→ YOUR GOAL
With the pictures left out, every record must be reproduced exactly.

[Source data]
_ _ _ _

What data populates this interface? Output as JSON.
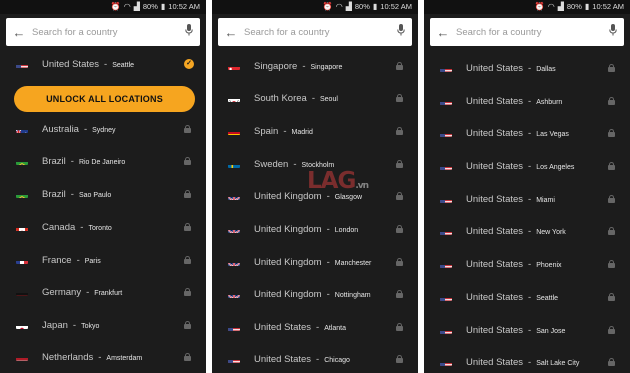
{
  "status_bar": {
    "battery": "80%",
    "time": "10:52 AM"
  },
  "search": {
    "placeholder": "Search for a country"
  },
  "unlock_button": {
    "label": "UNLOCK ALL LOCATIONS"
  },
  "watermark": {
    "text": "LAG",
    "suffix": ".vn"
  },
  "panels": [
    {
      "rows": [
        {
          "country": "United States",
          "city": "Seattle",
          "flag": "us",
          "status": "selected"
        },
        {
          "country": "Australia",
          "city": "Sydney",
          "flag": "au",
          "status": "locked"
        },
        {
          "country": "Brazil",
          "city": "Rio De Janeiro",
          "flag": "br",
          "status": "locked"
        },
        {
          "country": "Brazil",
          "city": "Sao Paulo",
          "flag": "br",
          "status": "locked"
        },
        {
          "country": "Canada",
          "city": "Toronto",
          "flag": "ca",
          "status": "locked"
        },
        {
          "country": "France",
          "city": "Paris",
          "flag": "fr",
          "status": "locked"
        },
        {
          "country": "Germany",
          "city": "Frankfurt",
          "flag": "de",
          "status": "locked"
        },
        {
          "country": "Japan",
          "city": "Tokyo",
          "flag": "jp",
          "status": "locked"
        },
        {
          "country": "Netherlands",
          "city": "Amsterdam",
          "flag": "nl",
          "status": "locked"
        }
      ]
    },
    {
      "rows": [
        {
          "country": "Singapore",
          "city": "Singapore",
          "flag": "sg",
          "status": "locked"
        },
        {
          "country": "South Korea",
          "city": "Seoul",
          "flag": "kr",
          "status": "locked"
        },
        {
          "country": "Spain",
          "city": "Madrid",
          "flag": "es",
          "status": "locked"
        },
        {
          "country": "Sweden",
          "city": "Stockholm",
          "flag": "se",
          "status": "locked"
        },
        {
          "country": "United Kingdom",
          "city": "Glasgow",
          "flag": "gb",
          "status": "locked"
        },
        {
          "country": "United Kingdom",
          "city": "London",
          "flag": "gb",
          "status": "locked"
        },
        {
          "country": "United Kingdom",
          "city": "Manchester",
          "flag": "gb",
          "status": "locked"
        },
        {
          "country": "United Kingdom",
          "city": "Nottingham",
          "flag": "gb",
          "status": "locked"
        },
        {
          "country": "United States",
          "city": "Atlanta",
          "flag": "us",
          "status": "locked"
        },
        {
          "country": "United States",
          "city": "Chicago",
          "flag": "us",
          "status": "locked"
        }
      ]
    },
    {
      "rows": [
        {
          "country": "United States",
          "city": "Dallas",
          "flag": "us",
          "status": "locked"
        },
        {
          "country": "United States",
          "city": "Ashburn",
          "flag": "us",
          "status": "locked"
        },
        {
          "country": "United States",
          "city": "Las Vegas",
          "flag": "us",
          "status": "locked"
        },
        {
          "country": "United States",
          "city": "Los Angeles",
          "flag": "us",
          "status": "locked"
        },
        {
          "country": "United States",
          "city": "Miami",
          "flag": "us",
          "status": "locked"
        },
        {
          "country": "United States",
          "city": "New York",
          "flag": "us",
          "status": "locked"
        },
        {
          "country": "United States",
          "city": "Phoenix",
          "flag": "us",
          "status": "locked"
        },
        {
          "country": "United States",
          "city": "Seattle",
          "flag": "us",
          "status": "locked"
        },
        {
          "country": "United States",
          "city": "San Jose",
          "flag": "us",
          "status": "locked"
        },
        {
          "country": "United States",
          "city": "Salt Lake City",
          "flag": "us",
          "status": "locked"
        }
      ]
    }
  ]
}
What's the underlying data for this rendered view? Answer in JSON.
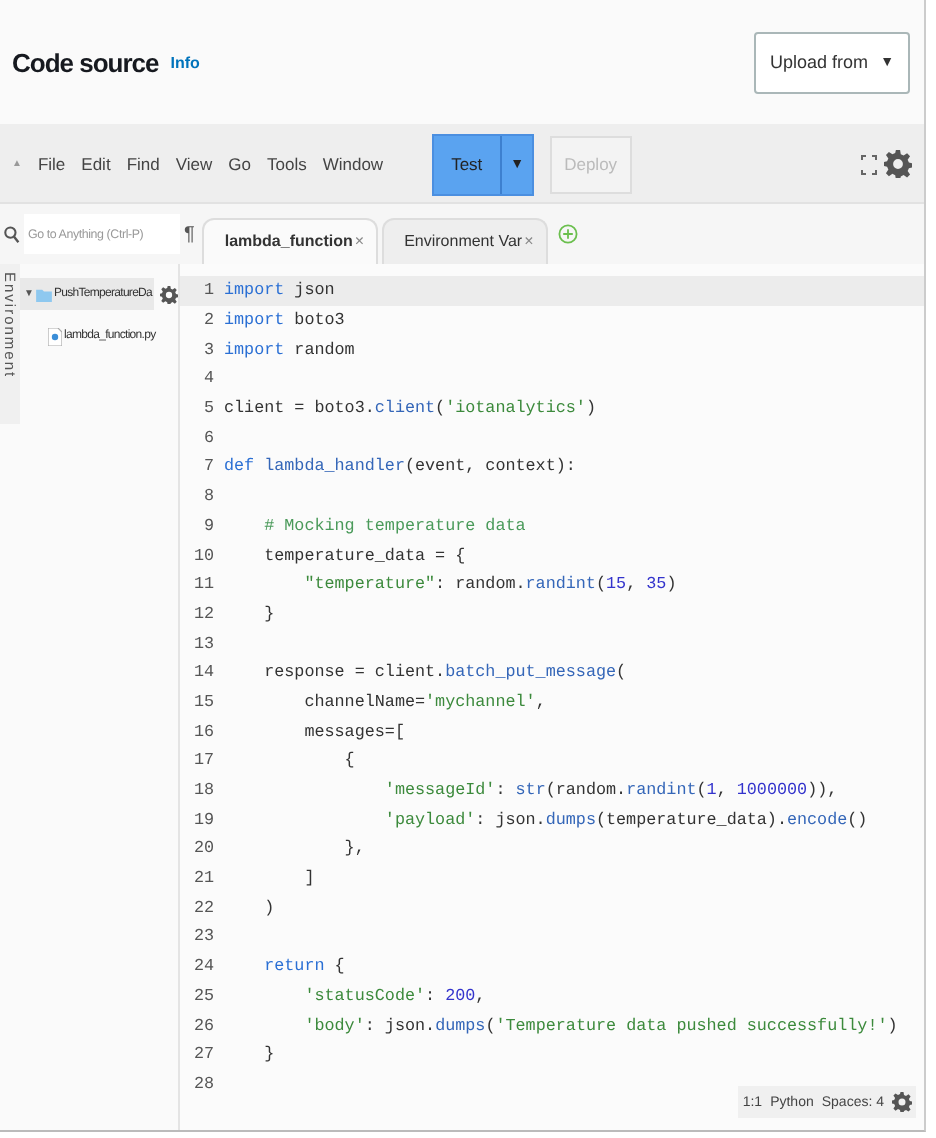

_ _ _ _

→ WRITTEN RESPONSE
What data populates this interface? Output as JSON.
{
  "status_bar": {
    "battery": "80%",
    "time": "10:52 AM"
  },
  "search": {
    "placeholder": "Search for a country"
  },
  "unlock_button": {
    "label": "UNLOCK ALL LOCATIONS"
  },
  "watermark": {
    "text": "LAG",
    "suffix": ".vn"
  },
  "panels": [
    {
      "rows": [
        {
          "country": "United States",
          "city": "Seattle",
          "flag": "us",
          "status": "selected"
        },
        {
          "country": "Australia",
          "city": "Sydney",
          "flag": "au",
          "status": "locked"
        },
        {
          "country": "Brazil",
          "city": "Rio De Janeiro",
          "flag": "br",
          "status": "locked"
        },
        {
          "country": "Brazil",
          "city": "Sao Paulo",
          "flag": "br",
          "status": "locked"
        },
        {
          "country": "Canada",
          "city": "Toronto",
          "flag": "ca",
          "status": "locked"
        },
        {
          "country": "France",
          "city": "Paris",
          "flag": "fr",
          "status": "locked"
        },
        {
          "country": "Germany",
          "city": "Frankfurt",
          "flag": "de",
          "status": "locked"
        },
        {
          "country": "Japan",
          "city": "Tokyo",
          "flag": "jp",
          "status": "locked"
        },
        {
          "country": "Netherlands",
          "city": "Amsterdam",
          "flag": "nl",
          "status": "locked"
        }
      ]
    },
    {
      "rows": [
        {
          "country": "Singapore",
          "city": "Singapore",
          "flag": "sg",
          "status": "locked"
        },
        {
          "country": "South Korea",
          "city": "Seoul",
          "flag": "kr",
          "status": "locked"
        },
        {
          "country": "Spain",
          "city": "Madrid",
          "flag": "es",
          "status": "locked"
        },
        {
          "country": "Sweden",
          "city": "Stockholm",
          "flag": "se",
          "status": "locked"
        },
        {
          "country": "United Kingdom",
          "city": "Glasgow",
          "flag": "gb",
          "status": "locked"
        },
        {
          "country": "United Kingdom",
          "city": "London",
          "flag": "gb",
          "status": "locked"
        },
        {
          "country": "United Kingdom",
          "city": "Manchester",
          "flag": "gb",
          "status": "locked"
        },
        {
          "country": "United Kingdom",
          "city": "Nottingham",
          "flag": "gb",
          "status": "locked"
        },
        {
          "country": "United States",
          "city": "Atlanta",
          "flag": "us",
          "status": "locked"
        },
        {
          "country": "United States",
          "city": "Chicago",
          "flag": "us",
          "status": "locked"
        }
      ]
    },
    {
      "rows": [
        {
          "country": "United States",
          "city": "Dallas",
          "flag": "us",
          "status": "locked"
        },
        {
          "country": "United States",
          "city": "Ashburn",
          "flag": "us",
          "status": "locked"
        },
        {
          "country": "United States",
          "city": "Las Vegas",
          "flag": "us",
          "status": "locked"
        },
        {
          "country": "United States",
          "city": "Los Angeles",
          "flag": "us",
          "status": "locked"
        },
        {
          "country": "United States",
          "city": "Miami",
          "flag": "us",
          "status": "locked"
        },
        {
          "country": "United States",
          "city": "New York",
          "flag": "us",
          "status": "locked"
        },
        {
          "country": "United States",
          "city": "Phoenix",
          "flag": "us",
          "status": "locked"
        },
        {
          "country": "United States",
          "city": "Seattle",
          "flag": "us",
          "status": "locked"
        },
        {
          "country": "United States",
          "city": "San Jose",
          "flag": "us",
          "status": "locked"
        },
        {
          "country": "United States",
          "city": "Salt Lake City",
          "flag": "us",
          "status": "locked"
        }
      ]
    }
  ]
}
What's the underlying data for this rendered view? Answer in JSON.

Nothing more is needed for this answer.